• [Try it] From the records below, copy every line that contains the word "slide".

• [Provided information]
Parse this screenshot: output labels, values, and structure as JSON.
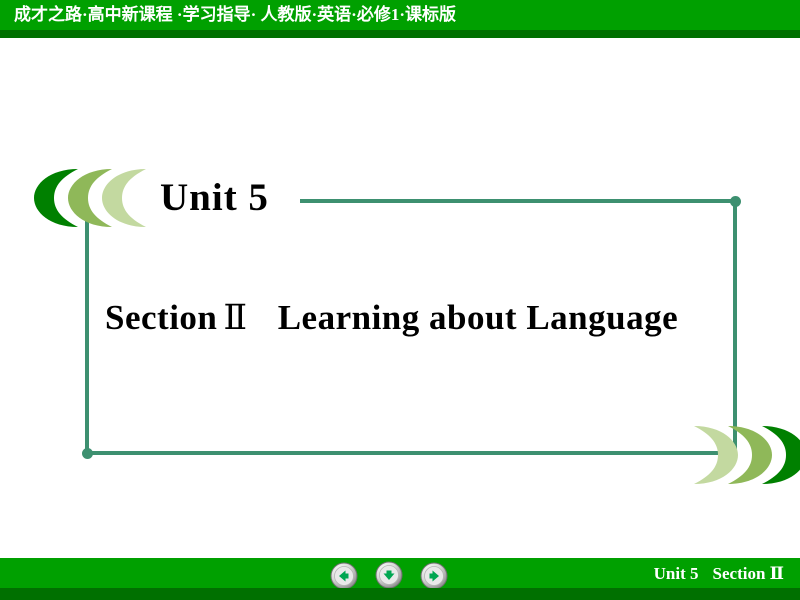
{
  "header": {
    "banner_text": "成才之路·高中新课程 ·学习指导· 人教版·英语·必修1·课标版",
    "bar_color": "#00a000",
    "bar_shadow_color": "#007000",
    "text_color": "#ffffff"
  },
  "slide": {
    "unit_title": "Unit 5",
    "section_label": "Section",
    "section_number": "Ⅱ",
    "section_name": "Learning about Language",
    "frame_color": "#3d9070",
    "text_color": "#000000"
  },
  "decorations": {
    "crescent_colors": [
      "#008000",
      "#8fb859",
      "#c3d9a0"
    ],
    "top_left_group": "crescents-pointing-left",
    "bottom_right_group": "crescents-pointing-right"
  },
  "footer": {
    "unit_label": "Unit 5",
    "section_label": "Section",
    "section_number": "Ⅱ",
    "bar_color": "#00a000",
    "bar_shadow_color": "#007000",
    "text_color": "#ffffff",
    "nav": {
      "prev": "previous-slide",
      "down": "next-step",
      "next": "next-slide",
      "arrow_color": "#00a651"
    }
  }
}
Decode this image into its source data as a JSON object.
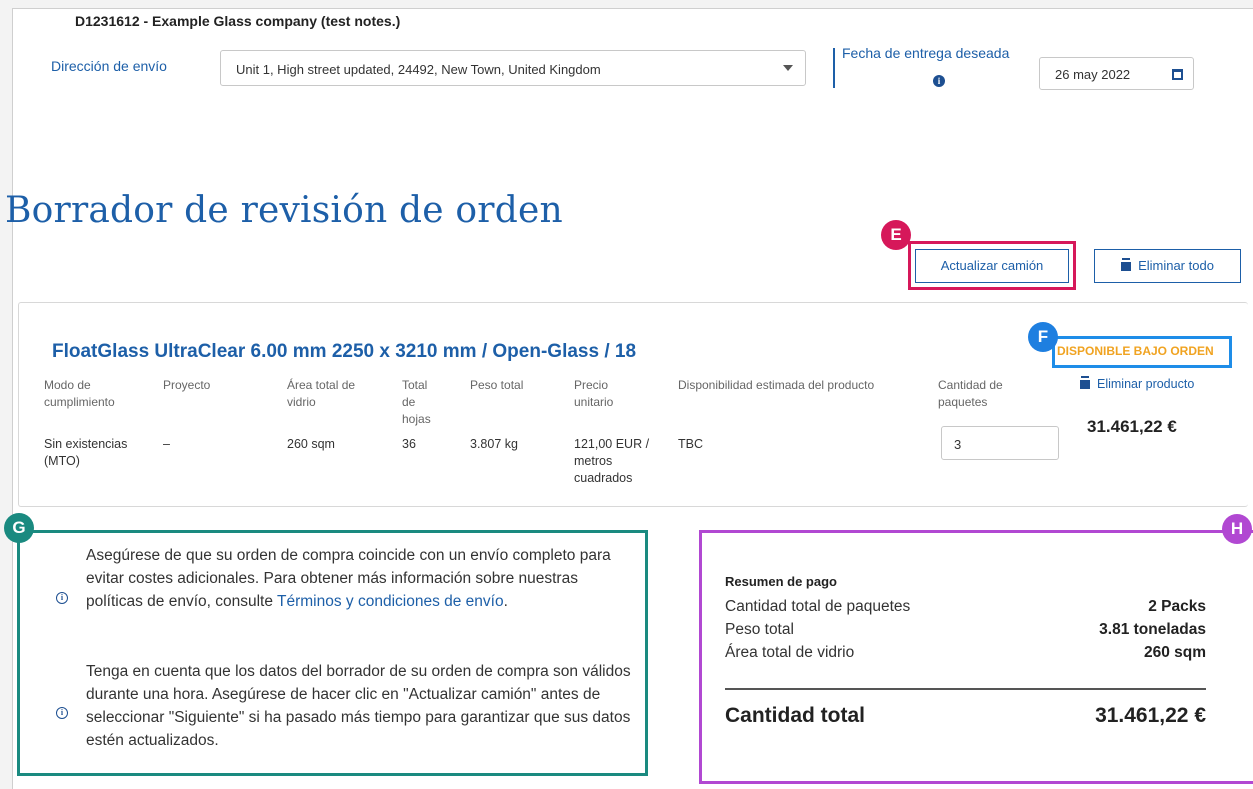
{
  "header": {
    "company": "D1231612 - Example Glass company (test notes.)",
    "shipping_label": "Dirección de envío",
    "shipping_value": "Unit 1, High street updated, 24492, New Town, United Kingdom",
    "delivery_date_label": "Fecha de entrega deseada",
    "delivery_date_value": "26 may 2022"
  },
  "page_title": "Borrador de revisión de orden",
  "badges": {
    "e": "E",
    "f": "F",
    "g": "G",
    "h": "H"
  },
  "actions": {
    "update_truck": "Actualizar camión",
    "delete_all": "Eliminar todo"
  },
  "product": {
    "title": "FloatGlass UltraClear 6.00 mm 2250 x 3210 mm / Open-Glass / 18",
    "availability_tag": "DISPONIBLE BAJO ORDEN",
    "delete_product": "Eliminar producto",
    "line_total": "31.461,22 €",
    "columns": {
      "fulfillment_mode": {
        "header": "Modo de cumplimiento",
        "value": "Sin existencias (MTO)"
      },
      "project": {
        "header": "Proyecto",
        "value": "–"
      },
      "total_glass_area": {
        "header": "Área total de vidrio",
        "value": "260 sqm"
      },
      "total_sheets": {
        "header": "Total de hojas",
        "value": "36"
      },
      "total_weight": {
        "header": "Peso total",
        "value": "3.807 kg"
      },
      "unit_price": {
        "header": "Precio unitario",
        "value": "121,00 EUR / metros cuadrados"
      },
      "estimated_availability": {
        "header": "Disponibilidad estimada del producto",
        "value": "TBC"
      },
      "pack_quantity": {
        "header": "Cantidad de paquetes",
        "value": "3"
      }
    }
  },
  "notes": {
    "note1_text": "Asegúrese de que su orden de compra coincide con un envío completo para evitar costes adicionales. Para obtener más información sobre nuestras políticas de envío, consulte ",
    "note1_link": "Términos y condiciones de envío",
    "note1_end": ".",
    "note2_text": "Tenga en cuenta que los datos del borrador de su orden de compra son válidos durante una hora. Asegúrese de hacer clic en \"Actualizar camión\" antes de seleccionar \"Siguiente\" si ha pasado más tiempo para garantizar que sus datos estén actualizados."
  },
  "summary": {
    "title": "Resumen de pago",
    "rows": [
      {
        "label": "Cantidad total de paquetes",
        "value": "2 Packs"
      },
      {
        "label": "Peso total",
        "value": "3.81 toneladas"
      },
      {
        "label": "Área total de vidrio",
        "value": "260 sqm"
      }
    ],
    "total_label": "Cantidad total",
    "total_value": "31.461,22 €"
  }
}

• [Exercise response]
  "slide": {
      "prev": "previous-slide",
      "next": "next-slide",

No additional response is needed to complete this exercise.